*ABOUT THIS EXERCISE*
Copy each line of the records that contains the word "JSON".
[MATERIAL FOR THE TASK — start]
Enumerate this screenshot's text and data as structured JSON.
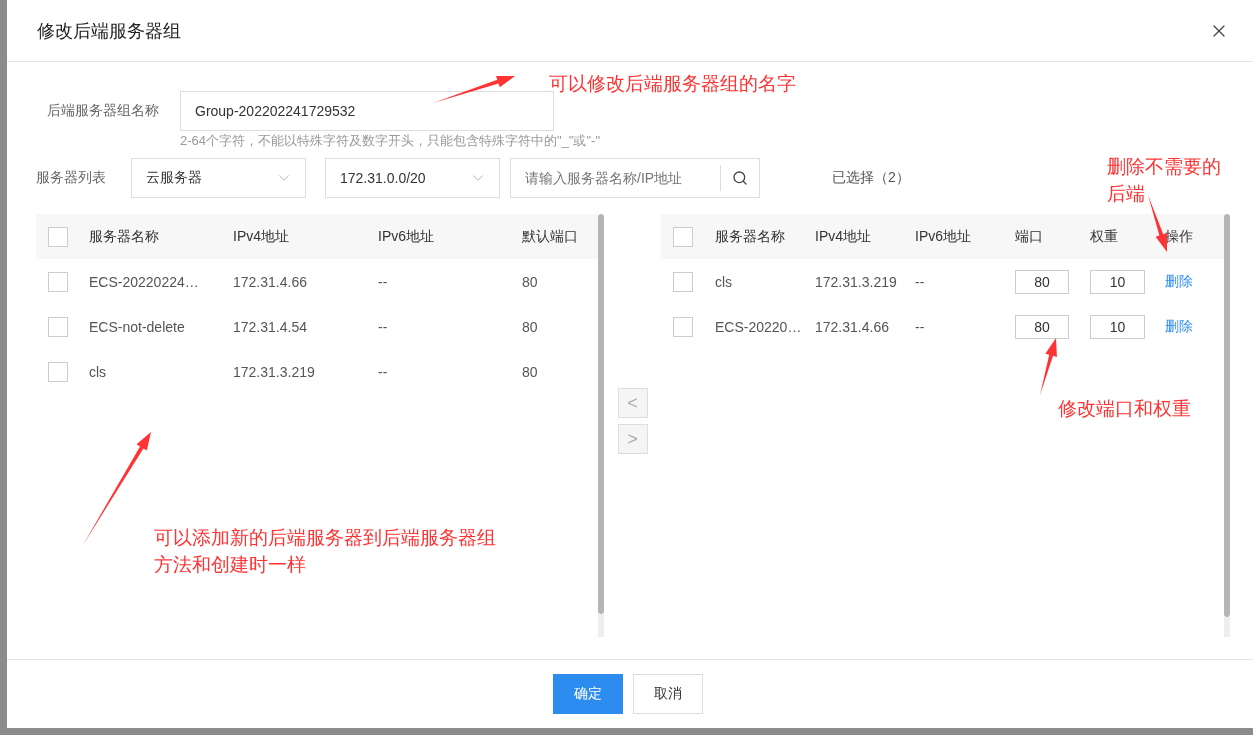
{
  "dialog": {
    "title": "修改后端服务器组"
  },
  "name_field": {
    "label": "后端服务器组名称",
    "value": "Group-202202241729532",
    "hint": "2-64个字符，不能以特殊字符及数字开头，只能包含特殊字符中的\"_\"或\"-\""
  },
  "server_list": {
    "label": "服务器列表",
    "type_select": "云服务器",
    "subnet_select": "172.31.0.0/20",
    "search": {
      "placeholder": "请输入服务器名称/IP地址"
    },
    "selected_count": "已选择（2）"
  },
  "available": {
    "columns": [
      "服务器名称",
      "IPv4地址",
      "IPv6地址",
      "默认端口"
    ],
    "header_checked": false,
    "rows": [
      {
        "checked": false,
        "cells": [
          "ECS-20220224…",
          "172.31.4.66",
          "--",
          "80"
        ]
      },
      {
        "checked": false,
        "cells": [
          "ECS-not-delete",
          "172.31.4.54",
          "--",
          "80"
        ]
      },
      {
        "checked": false,
        "cells": [
          "cls",
          "172.31.3.219",
          "--",
          "80"
        ]
      }
    ]
  },
  "transfer": {
    "buttons": [
      "<",
      ">"
    ]
  },
  "selected": {
    "columns": [
      "服务器名称",
      "IPv4地址",
      "IPv6地址",
      "端口",
      "权重",
      "操作"
    ],
    "header_checked": false,
    "rows": [
      {
        "checked": false,
        "name": "cls",
        "ipv4": "172.31.3.219",
        "ipv6": "--",
        "port": "80",
        "weight": "10",
        "action": "删除"
      },
      {
        "checked": false,
        "name": "ECS-20220…",
        "ipv4": "172.31.4.66",
        "ipv6": "--",
        "port": "80",
        "weight": "10",
        "action": "删除"
      }
    ]
  },
  "footer": {
    "buttons": [
      {
        "label": "确定",
        "kind": "primary"
      },
      {
        "label": "取消",
        "kind": "default"
      }
    ]
  },
  "annotations": [
    {
      "lines": [
        "可以修改后端服务器组的名字"
      ]
    },
    {
      "lines": [
        "删除不需要的",
        "后端"
      ]
    },
    {
      "lines": [
        "修改端口和权重"
      ]
    },
    {
      "lines": [
        "可以添加新的后端服务器到后端服务器组",
        "方法和创建时一样"
      ]
    }
  ]
}
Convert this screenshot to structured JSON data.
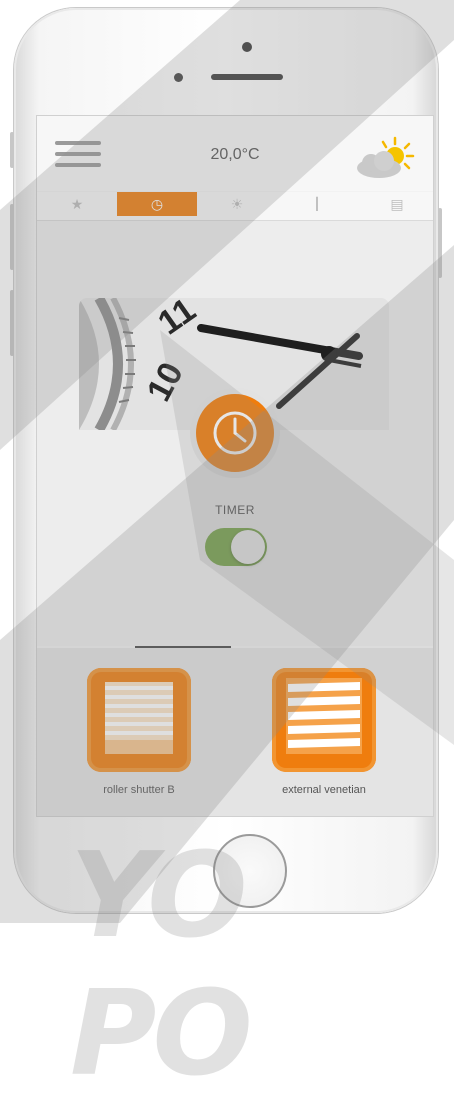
{
  "topbar": {
    "temperature": "20,0°C",
    "menu_icon": "hamburger-menu-icon",
    "weather_icon": "sun-behind-cloud-icon"
  },
  "tabs": [
    {
      "icon": "star-icon",
      "glyph": "★",
      "active": false
    },
    {
      "icon": "clock-icon",
      "glyph": "◷",
      "active": true
    },
    {
      "icon": "sun-icon",
      "glyph": "☀",
      "active": false
    },
    {
      "icon": "thermometer-icon",
      "glyph": "🌡",
      "active": false
    },
    {
      "icon": "shutter-icon",
      "glyph": "▤",
      "active": false
    }
  ],
  "timer": {
    "label": "TIMER",
    "enabled": true,
    "badge_icon": "clock-icon"
  },
  "clock_banner": {
    "numerals": [
      "11",
      "10"
    ]
  },
  "devices": [
    {
      "label": "roller shutter B",
      "icon": "roller-shutter-icon"
    },
    {
      "label": "external venetian",
      "icon": "venetian-blind-icon"
    }
  ],
  "colors": {
    "accent": "#ef7d0e",
    "toggle_on": "#6fa53a",
    "screen_bg": "#ededed"
  },
  "watermark": "YO PO"
}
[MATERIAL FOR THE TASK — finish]
*RESULT OF THE TASK*
Enumerate this screenshot's text and data as structured JSON.
Convert this screenshot to structured JSON data.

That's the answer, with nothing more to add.